- **The data**
- - - - -

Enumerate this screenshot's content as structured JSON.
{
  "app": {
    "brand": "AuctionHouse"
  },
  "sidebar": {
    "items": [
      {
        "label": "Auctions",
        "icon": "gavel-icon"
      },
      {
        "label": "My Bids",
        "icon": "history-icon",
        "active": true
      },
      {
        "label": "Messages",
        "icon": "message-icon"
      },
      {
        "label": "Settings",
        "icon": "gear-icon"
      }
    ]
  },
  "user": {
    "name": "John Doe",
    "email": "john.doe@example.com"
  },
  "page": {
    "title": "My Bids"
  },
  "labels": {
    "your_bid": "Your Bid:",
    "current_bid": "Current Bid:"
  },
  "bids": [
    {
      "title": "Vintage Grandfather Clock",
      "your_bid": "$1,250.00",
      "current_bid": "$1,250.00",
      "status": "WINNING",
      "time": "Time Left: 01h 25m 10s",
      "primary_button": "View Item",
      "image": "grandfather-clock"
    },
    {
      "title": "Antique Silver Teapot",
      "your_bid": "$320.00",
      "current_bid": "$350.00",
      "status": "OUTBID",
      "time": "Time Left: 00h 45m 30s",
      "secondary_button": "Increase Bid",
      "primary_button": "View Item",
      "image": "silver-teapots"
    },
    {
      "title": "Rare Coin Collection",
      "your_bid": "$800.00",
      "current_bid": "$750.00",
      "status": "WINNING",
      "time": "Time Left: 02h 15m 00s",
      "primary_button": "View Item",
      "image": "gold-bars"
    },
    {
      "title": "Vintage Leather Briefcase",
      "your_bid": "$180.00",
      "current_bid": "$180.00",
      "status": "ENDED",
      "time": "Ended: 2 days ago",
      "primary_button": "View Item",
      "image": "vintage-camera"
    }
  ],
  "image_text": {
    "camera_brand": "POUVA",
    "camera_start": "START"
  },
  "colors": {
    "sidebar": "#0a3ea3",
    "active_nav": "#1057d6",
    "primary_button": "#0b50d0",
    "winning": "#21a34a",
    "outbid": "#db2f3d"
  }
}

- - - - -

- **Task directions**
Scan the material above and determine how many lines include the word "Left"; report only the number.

- **Response for this exercise**
3